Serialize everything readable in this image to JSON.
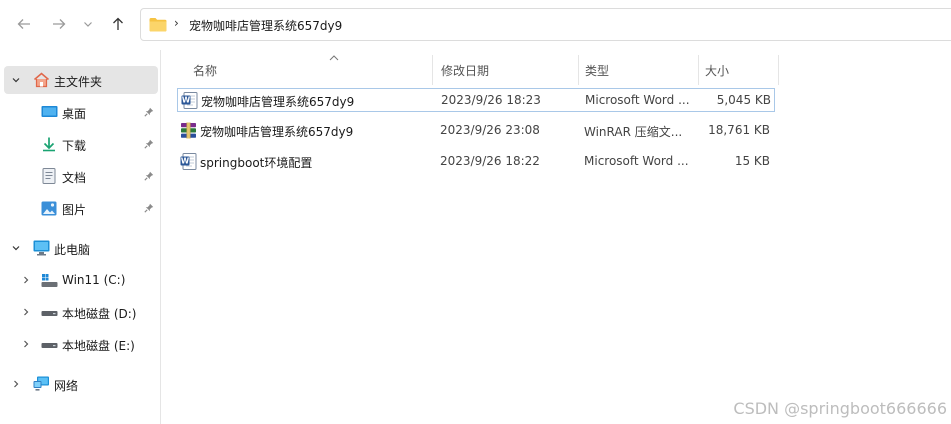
{
  "address": {
    "path": "宠物咖啡店管理系统657dy9"
  },
  "sidebar": {
    "items": [
      {
        "label": "主文件夹"
      },
      {
        "label": "桌面"
      },
      {
        "label": "下载"
      },
      {
        "label": "文档"
      },
      {
        "label": "图片"
      },
      {
        "label": "此电脑"
      },
      {
        "label": "Win11 (C:)"
      },
      {
        "label": "本地磁盘 (D:)"
      },
      {
        "label": "本地磁盘 (E:)"
      },
      {
        "label": "网络"
      }
    ]
  },
  "columns": {
    "name": "名称",
    "modified": "修改日期",
    "type": "类型",
    "size": "大小"
  },
  "files": [
    {
      "name": "宠物咖啡店管理系统657dy9",
      "modified": "2023/9/26 18:23",
      "type": "Microsoft Word ...",
      "size": "5,045 KB",
      "icon": "word-doc-icon"
    },
    {
      "name": "宠物咖啡店管理系统657dy9",
      "modified": "2023/9/26 23:08",
      "type": "WinRAR 压缩文...",
      "size": "18,761 KB",
      "icon": "winrar-archive-icon"
    },
    {
      "name": "springboot环境配置",
      "modified": "2023/9/26 18:22",
      "type": "Microsoft Word ...",
      "size": "15 KB",
      "icon": "word-doc-icon"
    }
  ],
  "watermark": "CSDN @springboot666666",
  "colors": {
    "accent": "#0067c0",
    "folder": "#f6c343",
    "selection": "#e5e5e5"
  }
}
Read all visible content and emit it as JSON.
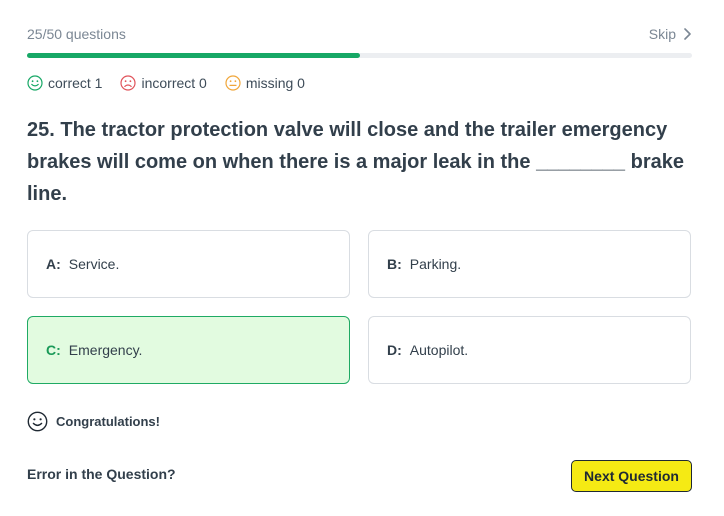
{
  "header": {
    "progress_label": "25/50 questions",
    "progress_fraction": 0.5,
    "skip_label": "Skip"
  },
  "stats": {
    "correct_label": "correct 1",
    "incorrect_label": "incorrect 0",
    "missing_label": "missing 0"
  },
  "question": {
    "text": "25. The tractor protection valve will close and the trailer emergency brakes will come on when there is a major leak in the ________ brake line."
  },
  "options": [
    {
      "letter": "A:",
      "text": "Service.",
      "state": "default"
    },
    {
      "letter": "B:",
      "text": "Parking.",
      "state": "default"
    },
    {
      "letter": "C:",
      "text": "Emergency.",
      "state": "correct"
    },
    {
      "letter": "D:",
      "text": "Autopilot.",
      "state": "default"
    }
  ],
  "result": {
    "message": "Congratulations!"
  },
  "footer": {
    "error_label": "Error in the Question?",
    "next_label": "Next Question"
  },
  "colors": {
    "accent_green": "#17a866",
    "correct_bg": "#e2fbe0",
    "incorrect_red": "#e0535a",
    "missing_orange": "#f0a63a",
    "button_yellow": "#f5ea14"
  }
}
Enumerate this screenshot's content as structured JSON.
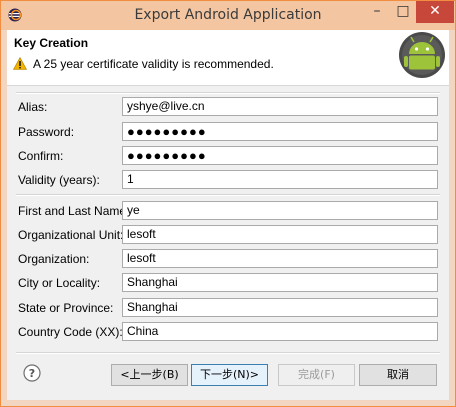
{
  "window": {
    "title": "Export Android Application",
    "close_glyph": "✕",
    "min_glyph": "–",
    "max_glyph": "□",
    "icon": "eclipse-icon"
  },
  "banner": {
    "title": "Key Creation",
    "message": "A 25 year certificate validity is recommended.",
    "warning_icon": "warning-icon",
    "logo_icon": "android-icon"
  },
  "form": {
    "alias": {
      "label": "Alias:",
      "value": "yshye@live.cn"
    },
    "password": {
      "label": "Password:",
      "value": "●●●●●●●●●"
    },
    "confirm": {
      "label": "Confirm:",
      "value": "●●●●●●●●●"
    },
    "validity": {
      "label": "Validity (years):",
      "value": "1"
    },
    "name": {
      "label": "First and Last Name:",
      "value": "ye"
    },
    "org_unit": {
      "label": "Organizational Unit:",
      "value": "lesoft"
    },
    "org": {
      "label": "Organization:",
      "value": "lesoft"
    },
    "city": {
      "label": "City or Locality:",
      "value": "Shanghai"
    },
    "state": {
      "label": "State or Province:",
      "value": "Shanghai"
    },
    "country": {
      "label": "Country Code (XX):",
      "value": "China"
    }
  },
  "buttons": {
    "back": "<上一步(B)",
    "next": "下一步(N)>",
    "finish": "完成(F)",
    "cancel": "取消",
    "help_icon": "help-icon"
  },
  "colors": {
    "accent": "#f08d41",
    "android_green": "#9dc33b",
    "warning": "#f0b400"
  }
}
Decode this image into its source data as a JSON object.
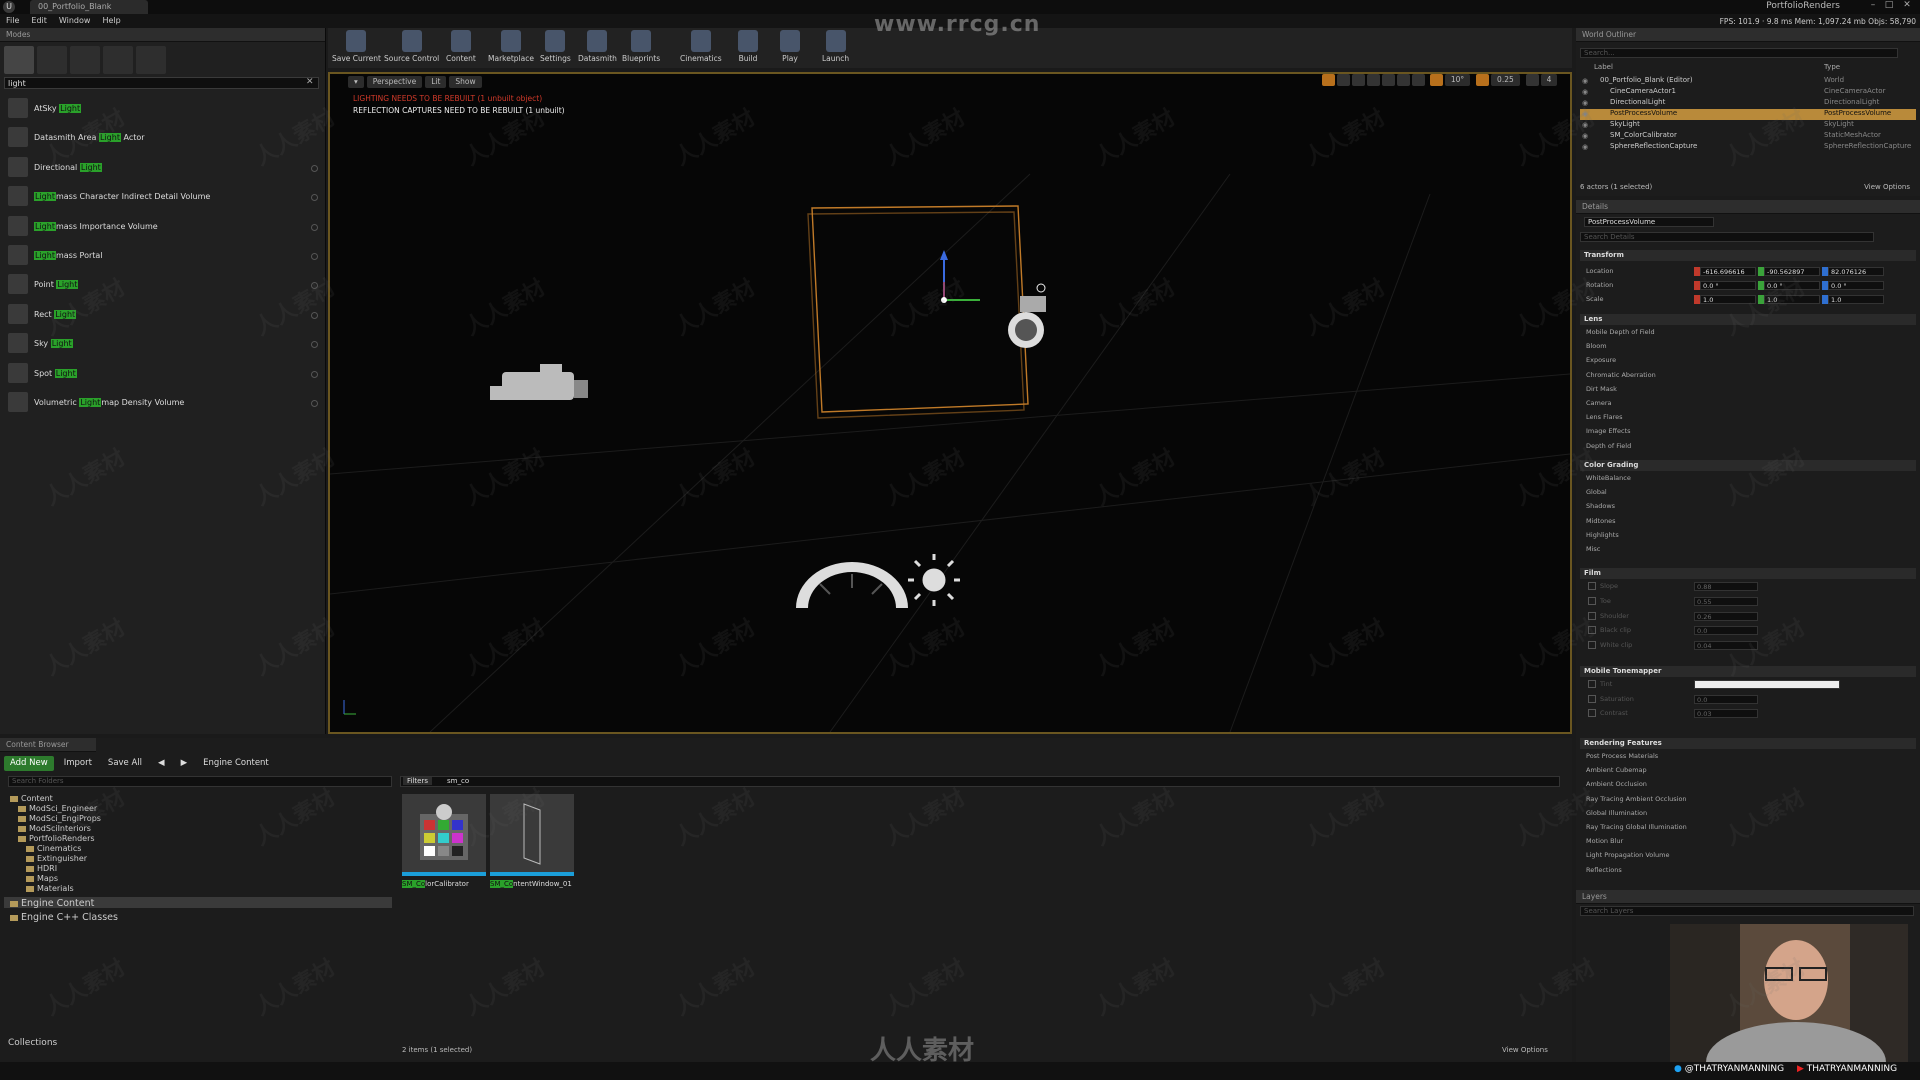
{
  "window": {
    "tab_label": "00_Portfolio_Blank",
    "logo": "U",
    "project_name": "PortfolioRenders",
    "controls": [
      "–",
      "□",
      "✕"
    ]
  },
  "menu": [
    "File",
    "Edit",
    "Window",
    "Help"
  ],
  "stats": "FPS: 101.9 · 9.8 ms  Mem: 1,097.24 mb  Objs: 58,790",
  "watermark": {
    "top": "www.rrcg.cn",
    "bottom": "人人素材"
  },
  "modes": {
    "tab": "Modes",
    "search_value": "light",
    "clear": "✕",
    "actors": [
      {
        "pre": "AtSky ",
        "hl": "Light",
        "post": "",
        "icon": "sky-atmosphere-icon"
      },
      {
        "pre": "Datasmith Area ",
        "hl": "Light",
        "post": " Actor",
        "icon": "area-light-icon"
      },
      {
        "pre": "Directional ",
        "hl": "Light",
        "post": "",
        "icon": "directional-light-icon"
      },
      {
        "pre": "",
        "hl": "Light",
        "post": "mass Character Indirect Detail Volume",
        "icon": "lightmass-volume-icon"
      },
      {
        "pre": "",
        "hl": "Light",
        "post": "mass Importance Volume",
        "icon": "lightmass-importance-icon"
      },
      {
        "pre": "",
        "hl": "Light",
        "post": "mass Portal",
        "icon": "lightmass-portal-icon"
      },
      {
        "pre": "Point ",
        "hl": "Light",
        "post": "",
        "icon": "point-light-icon"
      },
      {
        "pre": "Rect ",
        "hl": "Light",
        "post": "",
        "icon": "rect-light-icon"
      },
      {
        "pre": "Sky ",
        "hl": "Light",
        "post": "",
        "icon": "sky-light-icon"
      },
      {
        "pre": "Spot ",
        "hl": "Light",
        "post": "",
        "icon": "spot-light-icon"
      },
      {
        "pre": "Volumetric ",
        "hl": "Light",
        "post": "map Density Volume",
        "icon": "volumetric-lightmap-icon"
      }
    ]
  },
  "toolbar": {
    "buttons": [
      "Save Current",
      "Source Control",
      "Content",
      "Marketplace",
      "Settings",
      "Datasmith",
      "Blueprints",
      "Cinematics",
      "Build",
      "Play",
      "Launch"
    ]
  },
  "viewport": {
    "mode": "Perspective",
    "lit": "Lit",
    "show": "Show",
    "warning": "LIGHTING NEEDS TO BE REBUILT (1 unbuilt object)",
    "reflection": "REFLECTION CAPTURES NEED TO BE REBUILT (1 unbuilt)",
    "angle": "10°",
    "scale": "0.25",
    "speed": "4"
  },
  "outliner": {
    "tab": "World Outliner",
    "search_placeholder": "Search...",
    "col_label": "Label",
    "col_type": "Type",
    "rows": [
      {
        "name": "00_Portfolio_Blank (Editor)",
        "type": "World",
        "indent": 0,
        "selected": false
      },
      {
        "name": "CineCameraActor1",
        "type": "CineCameraActor",
        "indent": 1,
        "selected": false
      },
      {
        "name": "DirectionalLight",
        "type": "DirectionalLight",
        "indent": 1,
        "selected": false
      },
      {
        "name": "PostProcessVolume",
        "type": "PostProcessVolume",
        "indent": 1,
        "selected": true
      },
      {
        "name": "SkyLight",
        "type": "SkyLight",
        "indent": 1,
        "selected": false
      },
      {
        "name": "SM_ColorCalibrator",
        "type": "StaticMeshActor",
        "indent": 1,
        "selected": false
      },
      {
        "name": "SphereReflectionCapture",
        "type": "SphereReflectionCapture",
        "indent": 1,
        "selected": false
      }
    ],
    "footer": "6 actors (1 selected)",
    "view_options": "View Options"
  },
  "details": {
    "tab": "Details",
    "object_name": "PostProcessVolume",
    "search_placeholder": "Search Details",
    "transform_title": "Transform",
    "location_label": "Location",
    "rotation_label": "Rotation",
    "scale_label": "Scale",
    "location": [
      "-616.696616",
      "-90.562897",
      "82.076126"
    ],
    "rotation": [
      "0.0 °",
      "0.0 °",
      "0.0 °"
    ],
    "scale": [
      "1.0",
      "1.0",
      "1.0"
    ],
    "lens_title": "Lens",
    "lens_items": [
      "Mobile Depth of Field",
      "Bloom",
      "Exposure",
      "Chromatic Aberration",
      "Dirt Mask",
      "Camera",
      "Lens Flares",
      "Image Effects",
      "Depth of Field"
    ],
    "color_title": "Color Grading",
    "color_items": [
      "WhiteBalance",
      "Global",
      "Shadows",
      "Midtones",
      "Highlights",
      "Misc"
    ],
    "film_title": "Film",
    "film_items": [
      {
        "label": "Slope",
        "value": "0.88"
      },
      {
        "label": "Toe",
        "value": "0.55"
      },
      {
        "label": "Shoulder",
        "value": "0.26"
      },
      {
        "label": "Black clip",
        "value": "0.0"
      },
      {
        "label": "White clip",
        "value": "0.04"
      }
    ],
    "tonemapper_title": "Mobile Tonemapper",
    "tonemapper_items": [
      {
        "label": "Tint",
        "value": ""
      },
      {
        "label": "Saturation",
        "value": "0.0"
      },
      {
        "label": "Contrast",
        "value": "0.03"
      }
    ],
    "rendering_title": "Rendering Features",
    "rendering_items": [
      "Post Process Materials",
      "Ambient Cubemap",
      "Ambient Occlusion",
      "Ray Tracing Ambient Occlusion",
      "Global Illumination",
      "Ray Tracing Global Illumination",
      "Motion Blur",
      "Light Propagation Volume",
      "Reflections"
    ]
  },
  "layers": {
    "tab": "Layers",
    "search_placeholder": "Search Layers"
  },
  "content_browser": {
    "tab": "Content Browser",
    "add_new": "Add New",
    "import": "Import",
    "save_all": "Save All",
    "path": "Engine Content",
    "folder_search_placeholder": "Search Folders",
    "filters": "Filters",
    "filter_value": "sm_co",
    "tree": [
      {
        "label": "Content",
        "level": 0
      },
      {
        "label": "ModSci_Engineer",
        "level": 1
      },
      {
        "label": "ModSci_EngiProps",
        "level": 1
      },
      {
        "label": "ModSciInteriors",
        "level": 1
      },
      {
        "label": "PortfolioRenders",
        "level": 1
      },
      {
        "label": "Cinematics",
        "level": 2
      },
      {
        "label": "Extinguisher",
        "level": 2
      },
      {
        "label": "HDRI",
        "level": 2
      },
      {
        "label": "Maps",
        "level": 2
      },
      {
        "label": "Materials",
        "level": 2
      },
      {
        "label": "Engine Content",
        "level": 0
      },
      {
        "label": "Engine C++ Classes",
        "level": 0
      }
    ],
    "assets": [
      {
        "hl": "SM_Co",
        "rest": "lorCalibrator"
      },
      {
        "hl": "SM_Co",
        "rest": "ntentWindow_01"
      }
    ],
    "count": "2 items (1 selected)",
    "view_options": "View Options",
    "collections": "Collections"
  },
  "social": {
    "twitter": "@THATRYANMANNING",
    "youtube": "THATRYANMANNING"
  },
  "colors": {
    "accent_green": "#2aa12a",
    "selection": "#b98a3a",
    "viewport_border": "#6a5620"
  }
}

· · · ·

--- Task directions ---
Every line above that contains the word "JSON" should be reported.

--- Task response ---
Serialize everything readable in this image to JSON.
Read all visible content and emit it as JSON.
Enumerate this screenshot's content as structured JSON.
Decode this image into its source data as a JSON object.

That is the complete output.